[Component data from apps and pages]
● ● ●
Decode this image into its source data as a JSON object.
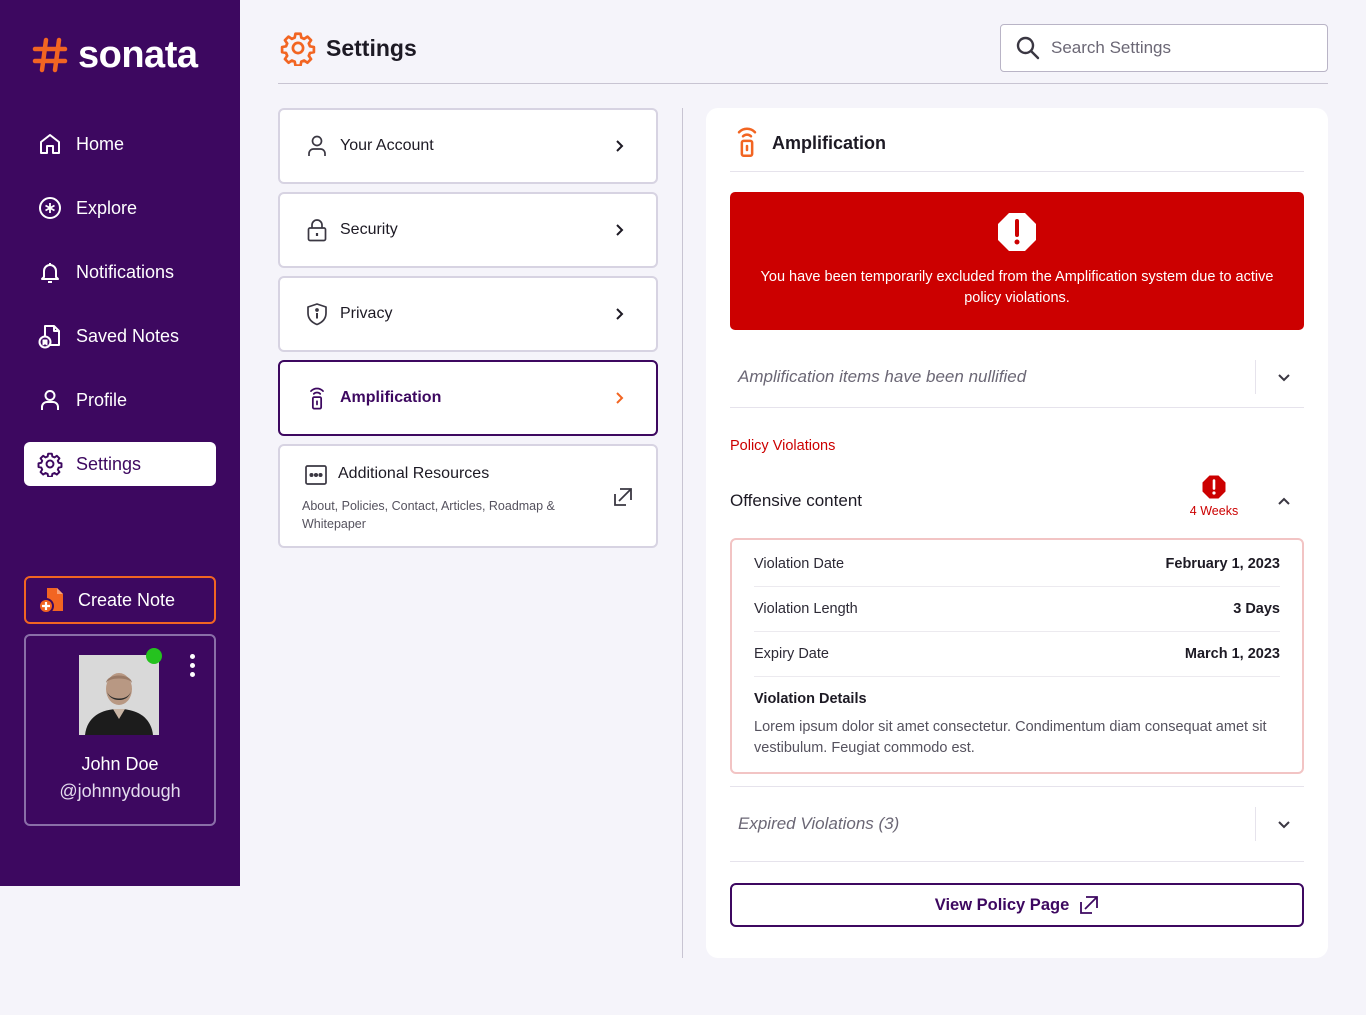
{
  "brand": {
    "name": "sonata",
    "accent": "#f26522",
    "primary": "#3d0860",
    "danger": "#cc0000"
  },
  "sidebar": {
    "items": [
      {
        "label": "Home",
        "icon": "home-icon"
      },
      {
        "label": "Explore",
        "icon": "explore-icon"
      },
      {
        "label": "Notifications",
        "icon": "bell-icon"
      },
      {
        "label": "Saved Notes",
        "icon": "saved-notes-icon"
      },
      {
        "label": "Profile",
        "icon": "person-icon"
      },
      {
        "label": "Settings",
        "icon": "gear-icon",
        "active": true
      }
    ],
    "create_note": "Create Note",
    "user": {
      "name": "John Doe",
      "handle": "@johnnydough",
      "online": true
    }
  },
  "header": {
    "title": "Settings",
    "search_placeholder": "Search Settings"
  },
  "settings_menu": {
    "items": [
      {
        "label": "Your Account",
        "icon": "person-icon"
      },
      {
        "label": "Security",
        "icon": "lock-icon"
      },
      {
        "label": "Privacy",
        "icon": "shield-icon"
      },
      {
        "label": "Amplification",
        "icon": "amplification-icon",
        "active": true
      }
    ],
    "resources": {
      "label": "Additional Resources",
      "description": "About, Policies, Contact, Articles, Roadmap & Whitepaper"
    }
  },
  "detail": {
    "title": "Amplification",
    "alert": "You have been temporarily excluded from the Amplification system due to active policy violations.",
    "nullified_label": "Amplification items have been nullified",
    "policy_violations_label": "Policy Violations",
    "violation": {
      "title": "Offensive content",
      "badge": "4 Weeks",
      "rows": [
        {
          "key": "Violation Date",
          "value": "February 1, 2023"
        },
        {
          "key": "Violation Length",
          "value": "3 Days"
        },
        {
          "key": "Expiry Date",
          "value": "March 1, 2023"
        }
      ],
      "details_title": "Violation Details",
      "details_text": "Lorem ipsum dolor sit amet consectetur. Condimentum diam consequat amet sit vestibulum. Feugiat commodo est."
    },
    "expired_label": "Expired Violations (3)",
    "view_policy": "View Policy Page"
  }
}
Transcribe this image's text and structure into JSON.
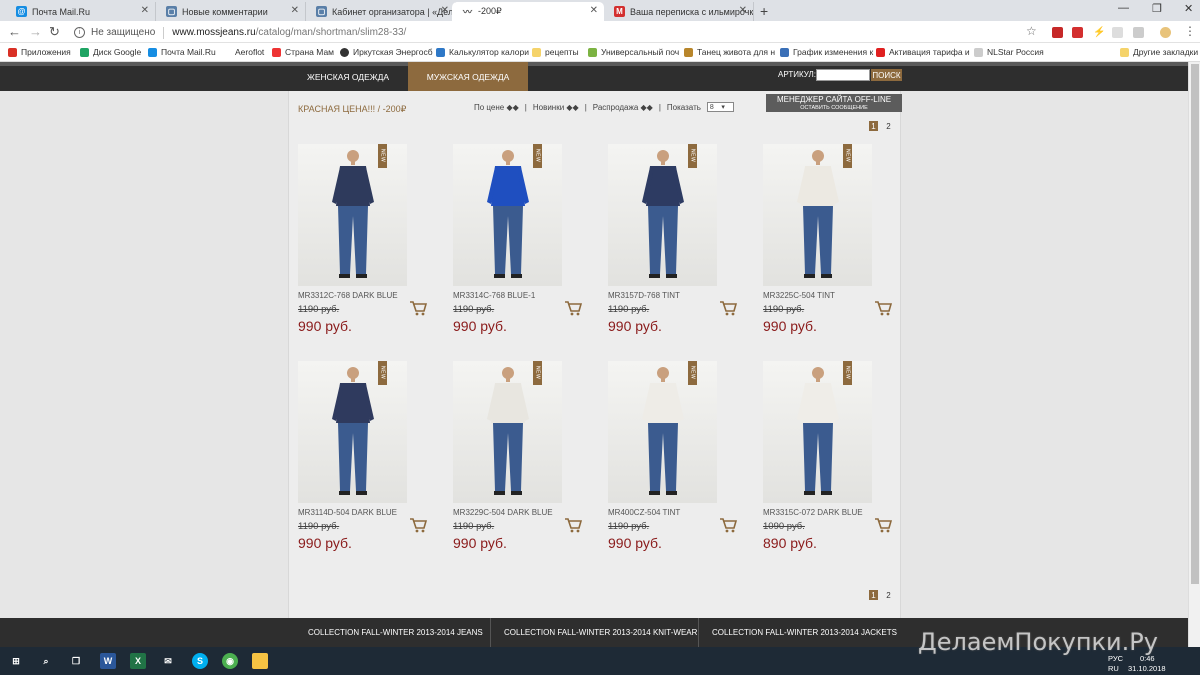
{
  "browser": {
    "tabs": [
      {
        "title": "Почта Mail.Ru",
        "icon": "mail-icon",
        "active": false
      },
      {
        "title": "Новые комментарии",
        "icon": "page-icon",
        "active": false
      },
      {
        "title": "Кабинет организатора | «Делае",
        "icon": "page-icon",
        "active": false
      },
      {
        "title": "-200₽",
        "icon": "mossjeans-icon",
        "active": true
      },
      {
        "title": "Ваша переписка с ильмирочкак",
        "icon": "mail-m-icon",
        "active": false
      }
    ],
    "new_tab": "+",
    "address": {
      "security": "Не защищено",
      "host": "www.mossjeans.ru",
      "path": "/catalog/man/shortman/slim28-33/"
    },
    "bookmarks": [
      {
        "label": "Приложения",
        "icon": "apps-icon",
        "color": "#d93025"
      },
      {
        "label": "Диск Google",
        "icon": "google-drive-icon",
        "color": "#1fa463"
      },
      {
        "label": "Почта Mail.Ru",
        "icon": "mail-icon",
        "color": "#168de2"
      },
      {
        "label": "Aeroflot",
        "icon": "aeroflot-icon",
        "color": "#ffffff"
      },
      {
        "label": "Страна Мам",
        "icon": "strana-mam-icon",
        "color": "#e33"
      },
      {
        "label": "Иркутская Энергосб",
        "icon": "energy-icon",
        "color": "#333"
      },
      {
        "label": "Калькулятор калори",
        "icon": "calculator-icon",
        "color": "#2e78c7"
      },
      {
        "label": "рецепты",
        "icon": "folder-icon",
        "color": "#f5d36a"
      },
      {
        "label": "Универсальный поч",
        "icon": "post-icon",
        "color": "#7cb342"
      },
      {
        "label": "Танец живота для н",
        "icon": "dance-icon",
        "color": "#b8862b"
      },
      {
        "label": "График изменения к",
        "icon": "chart-icon",
        "color": "#3a6fb7"
      },
      {
        "label": "Активация тарифа и",
        "icon": "tariff-icon",
        "color": "#e02020"
      },
      {
        "label": "NLStar Россия",
        "icon": "page-icon",
        "color": "#cccccc"
      }
    ],
    "other_bookmarks": "Другие закладки"
  },
  "site": {
    "nav": [
      "Женская одежда",
      "Мужская одежда"
    ],
    "article_label": "АРТИКУЛ:",
    "search_button": "ПОИСК",
    "promo_title": "КРАСНАЯ ЦЕНА!!! / -200₽",
    "sort": {
      "by_price": "По цене ◆◆",
      "new": "Новинки ◆◆",
      "sale": "Распродажа ◆◆",
      "show_label": "Показать",
      "show_value": "8"
    },
    "manager": {
      "title": "МЕНЕДЖЕР САЙТА OFF-LINE",
      "subtitle": "ОСТАВИТЬ СООБЩЕНИЕ"
    },
    "pages": [
      "1",
      "2"
    ],
    "new_badge": "NEW",
    "products": [
      {
        "sku": "MR3312C-768 DARK BLUE",
        "old_price": "1190 руб.",
        "price": "990 руб.",
        "shirt": "#2e3a5c"
      },
      {
        "sku": "MR3314C-768 BLUE-1",
        "old_price": "1190 руб.",
        "price": "990 руб.",
        "shirt": "#1f4fc0"
      },
      {
        "sku": "MR3157D-768 TINT",
        "old_price": "1190 руб.",
        "price": "990 руб.",
        "shirt": "#2d3b62"
      },
      {
        "sku": "MR3225C-504 TINT",
        "old_price": "1190 руб.",
        "price": "990 руб.",
        "shirt": "#ece9e2"
      },
      {
        "sku": "MR3114D-504 DARK BLUE",
        "old_price": "1190 руб.",
        "price": "990 руб.",
        "shirt": "#2f3a5e"
      },
      {
        "sku": "MR3229C-504 DARK BLUE",
        "old_price": "1190 руб.",
        "price": "990 руб.",
        "shirt": "#e8e6e0"
      },
      {
        "sku": "MR400CZ-504 TINT",
        "old_price": "1190 руб.",
        "price": "990 руб.",
        "shirt": "#eeece7"
      },
      {
        "sku": "MR3315C-072 DARK BLUE",
        "old_price": "1090 руб.",
        "price": "890 руб.",
        "shirt": "#efede8"
      }
    ],
    "footer_links": [
      "COLLECTION FALL-WINTER 2013-2014 JEANS",
      "COLLECTION FALL-WINTER 2013-2014 KNIT-WEAR",
      "COLLECTION FALL-WINTER 2013-2014 JACKETS"
    ],
    "watermark": "ДелаемПокупки.Ру"
  },
  "taskbar": {
    "lang": "РУС",
    "lang2": "RU",
    "time": "0:46",
    "date": "31.10.2018",
    "apps": [
      "windows-start-icon",
      "search-icon",
      "task-view-icon",
      "word-icon",
      "excel-icon",
      "mail-app-icon",
      "skype-icon",
      "chrome-icon",
      "file-explorer-icon"
    ]
  },
  "colors": {
    "accent": "#8d6a3e",
    "price": "#8a1a1a",
    "bar": "#2e2e2e"
  }
}
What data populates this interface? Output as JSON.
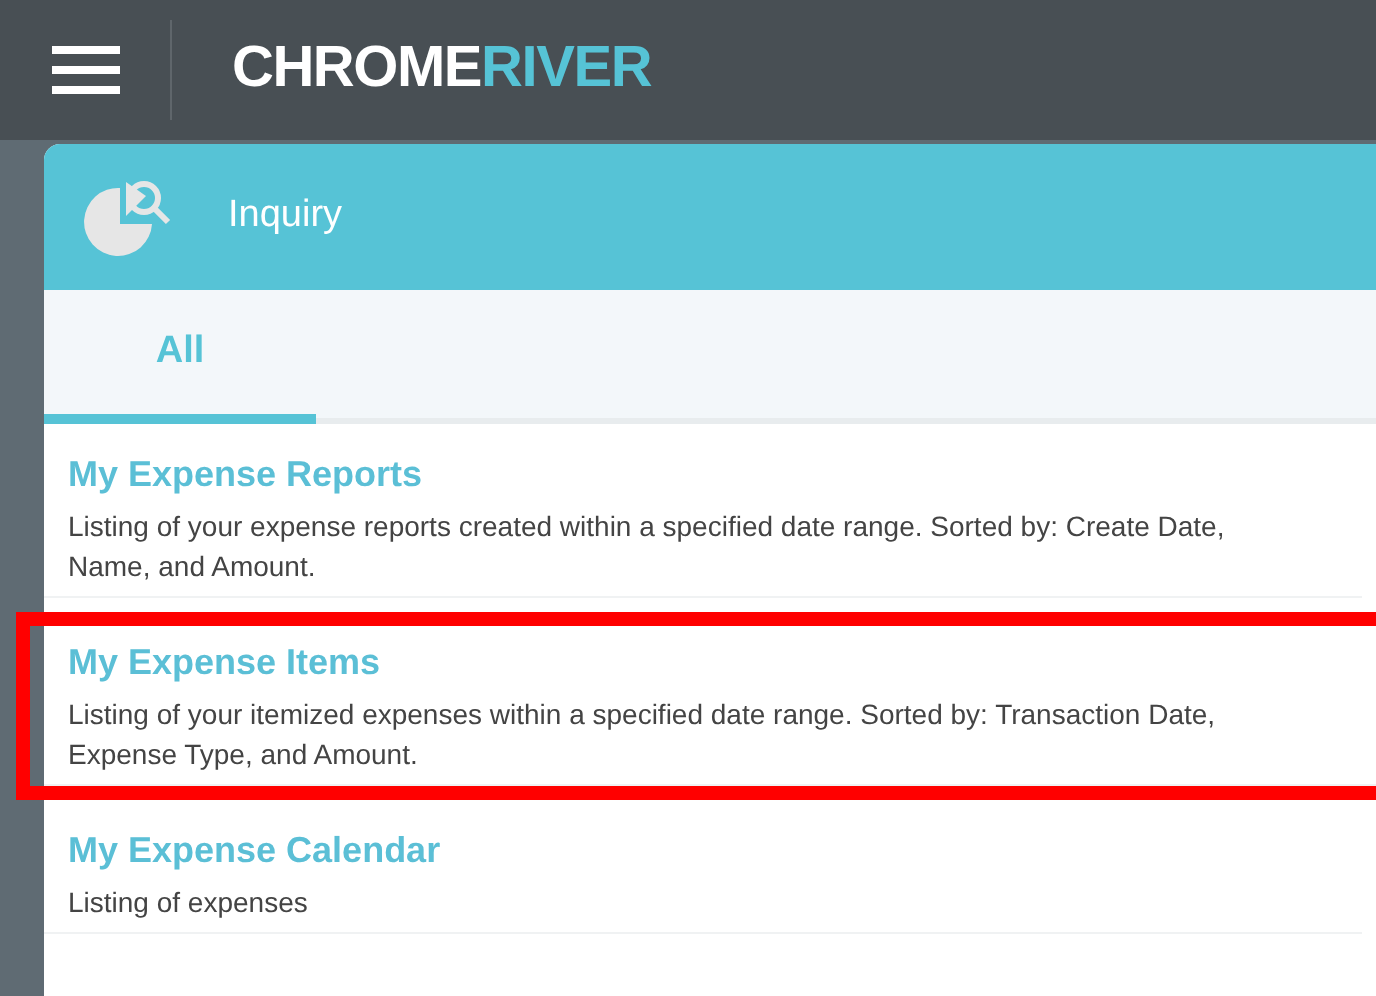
{
  "header": {
    "logo": {
      "part_1": "CHROME",
      "part_2": "RIVER"
    }
  },
  "panel": {
    "title": "Inquiry"
  },
  "tabs": [
    {
      "label": "All",
      "selected": true
    }
  ],
  "items": [
    {
      "title": "My Expense Reports",
      "description": "Listing of your expense reports created within a specified date range. Sorted by: Create Date, Name, and Amount.",
      "highlighted": false
    },
    {
      "title": "My Expense Items",
      "description": "Listing of your itemized expenses within a specified date range. Sorted by: Transaction Date, Expense Type, and Amount.",
      "highlighted": true
    },
    {
      "title": "My Expense Calendar",
      "description": "Listing of expenses",
      "highlighted": false
    }
  ]
}
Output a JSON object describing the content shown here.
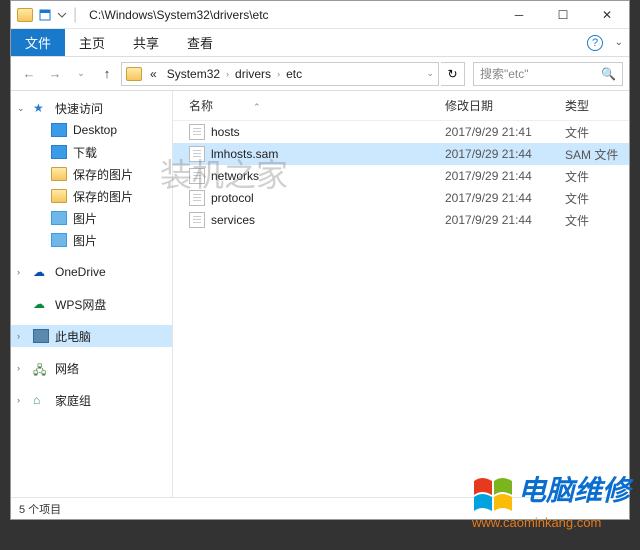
{
  "titlebar": {
    "path": "C:\\Windows\\System32\\drivers\\etc"
  },
  "ribbon": {
    "tabs": [
      "文件",
      "主页",
      "共享",
      "查看"
    ]
  },
  "breadcrumb": {
    "segments": [
      "System32",
      "drivers",
      "etc"
    ]
  },
  "search": {
    "placeholder": "搜索\"etc\""
  },
  "columns": {
    "name": "名称",
    "date": "修改日期",
    "type": "类型"
  },
  "sidebar": {
    "quickAccess": "快速访问",
    "items": [
      {
        "label": "Desktop"
      },
      {
        "label": "下载"
      },
      {
        "label": "保存的图片"
      },
      {
        "label": "保存的图片"
      },
      {
        "label": "图片"
      },
      {
        "label": "图片"
      }
    ],
    "onedrive": "OneDrive",
    "wps": "WPS网盘",
    "thispc": "此电脑",
    "network": "网络",
    "homegroup": "家庭组"
  },
  "files": [
    {
      "name": "hosts",
      "date": "2017/9/29 21:41",
      "type": "文件"
    },
    {
      "name": "lmhosts.sam",
      "date": "2017/9/29 21:44",
      "type": "SAM 文件"
    },
    {
      "name": "networks",
      "date": "2017/9/29 21:44",
      "type": "文件"
    },
    {
      "name": "protocol",
      "date": "2017/9/29 21:44",
      "type": "文件"
    },
    {
      "name": "services",
      "date": "2017/9/29 21:44",
      "type": "文件"
    }
  ],
  "statusbar": {
    "text": "5 个项目"
  },
  "watermark": "装机之家",
  "overlay": {
    "title": "电脑维修",
    "url": "www.caominkang.com"
  }
}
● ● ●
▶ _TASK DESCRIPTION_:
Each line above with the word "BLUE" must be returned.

▶ _SOLUTION_:
        "sku": "MR3312C-768 DARK BLUE",
        "sku": "MR3314C-768 BLUE-1",
        "sku": "MR3114D-504 DARK BLUE",
        "sku": "MR3229C-504 DARK BLUE",
        "sku": "MR3315C-072 DARK BLUE",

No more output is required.